> PROBLEM:
Scan the entries below, and for each line that includes the word "during", make a copy.

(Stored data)
:::::

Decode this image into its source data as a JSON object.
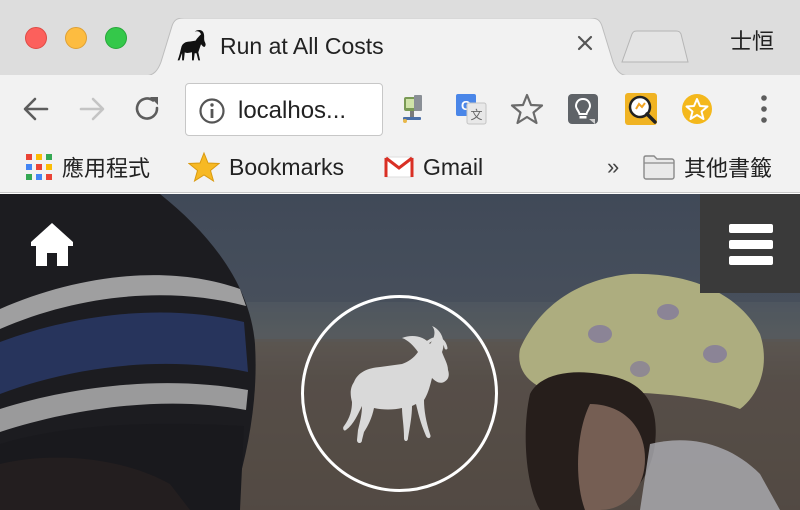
{
  "window": {
    "tab_title": "Run at All Costs",
    "profile_name": "士恒"
  },
  "toolbar": {
    "url": "localhos..."
  },
  "bookmarks": {
    "apps_label": "應用程式",
    "bookmarks_label": "Bookmarks",
    "gmail_label": "Gmail",
    "overflow_label": "»",
    "other_label": "其他書籤"
  },
  "icons": {
    "tab_favicon": "sable-antelope-icon",
    "tab_close": "close-icon",
    "nav_back": "arrow-left-icon",
    "nav_forward": "arrow-right-icon",
    "reload": "reload-icon",
    "site_info": "info-icon",
    "extensions": [
      "network-monitor-icon",
      "google-translate-icon",
      "star-icon",
      "lightbulb-icon",
      "screen-capture-icon",
      "gold-star-badge-icon"
    ],
    "chrome_menu": "more-vertical-icon",
    "page_home": "home-icon",
    "page_menu": "hamburger-menu-icon",
    "page_logo": "sable-antelope-logo"
  },
  "colors": {
    "traffic_red": "#fc605c",
    "traffic_yellow": "#fdbc40",
    "traffic_green": "#34c84a",
    "menu_button_bg": "#3a3a3a"
  }
}
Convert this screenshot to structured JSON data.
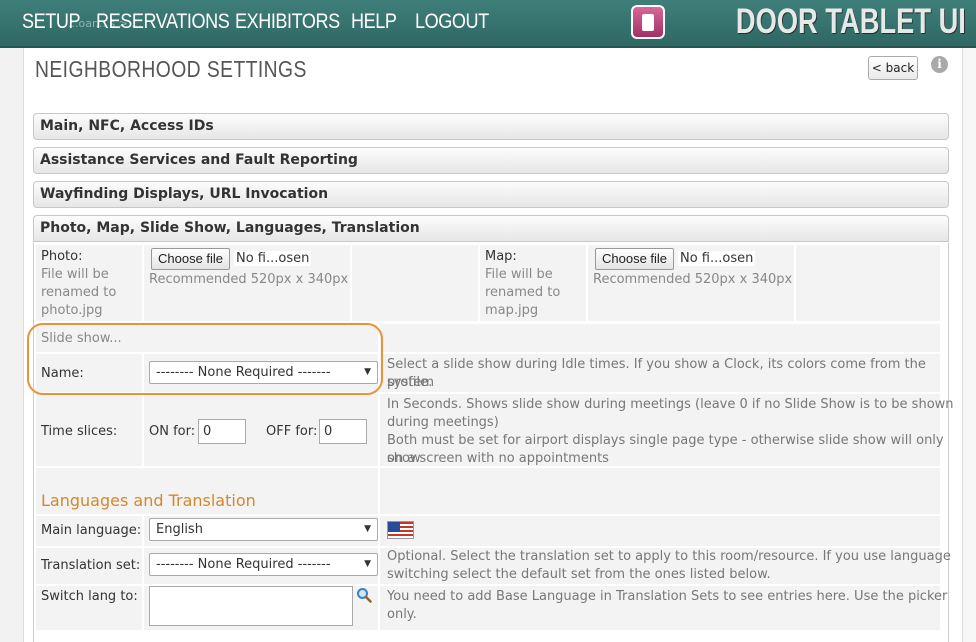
{
  "nav": {
    "items": [
      "SETUP",
      "RESERVATIONS",
      "EXHIBITORS",
      "HELP",
      "LOGOUT"
    ],
    "ghost_text": "...oar... s > ..."
  },
  "brand": {
    "name": "DOOR TABLET UI"
  },
  "page": {
    "title": "NEIGHBORHOOD SETTINGS",
    "back_label": "< back",
    "info_glyph": "i"
  },
  "accordion": [
    "Main, NFC, Access IDs",
    "Assistance Services and Fault Reporting",
    "Wayfinding Displays, URL Invocation",
    "Photo, Map, Slide Show, Languages, Translation"
  ],
  "photo": {
    "label": "Photo:",
    "rename_note": [
      "File will be",
      "renamed to",
      "photo.jpg"
    ],
    "button": "Choose file",
    "status": "No fi...osen",
    "recommended": "Recommended 520px x 340px"
  },
  "map": {
    "label": "Map:",
    "rename_note": [
      "File will be",
      "renamed to",
      "map.jpg"
    ],
    "button": "Choose file",
    "status": "No fi...osen",
    "recommended": "Recommended 520px x 340px"
  },
  "slideshow": {
    "header": "Slide show...",
    "name_label": "Name:",
    "name_value": "-------- None Required -------",
    "name_help": [
      "Select a slide show during Idle times. If you show a Clock, its colors come from the system",
      "profile."
    ],
    "time_label": "Time slices:",
    "on_label": "ON for:",
    "on_value": "0",
    "off_label": "OFF for:",
    "off_value": "0",
    "time_help": [
      "In Seconds. Shows slide show during meetings (leave 0 if no Slide Show is to be shown",
      "during meetings)",
      "Both must be set for airport displays single page type - otherwise slide show will only show",
      "on a screen with no appointments"
    ]
  },
  "languages": {
    "section_title": "Languages and Translation",
    "main_label": "Main language:",
    "main_value": "English",
    "translation_label": "Translation set:",
    "translation_value": "-------- None Required -------",
    "translation_help": [
      "Optional. Select the translation set to apply to this room/resource. If you use language",
      "switching select the default set from the ones listed below."
    ],
    "switch_label": "Switch lang to:",
    "switch_help": [
      "You need to add Base Language in Translation Sets to see entries here.  Use the picker",
      "only."
    ]
  },
  "colors": {
    "nav_bg": "#3f7f7a",
    "highlight": "#e9933c",
    "section_title": "#d4872c",
    "brand_logo": "#c04a82"
  },
  "icons": {
    "info": "info-icon",
    "search": "search-icon",
    "flag": "us-flag-icon",
    "dropdown": "chevron-down-icon"
  }
}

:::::

> SOLUTION:
      "Select a slide show during Idle times. If you show a Clock, its colors come from the system",
      "In Seconds. Shows slide show during meetings (leave 0 if no Slide Show is to be shown",
      "during meetings)",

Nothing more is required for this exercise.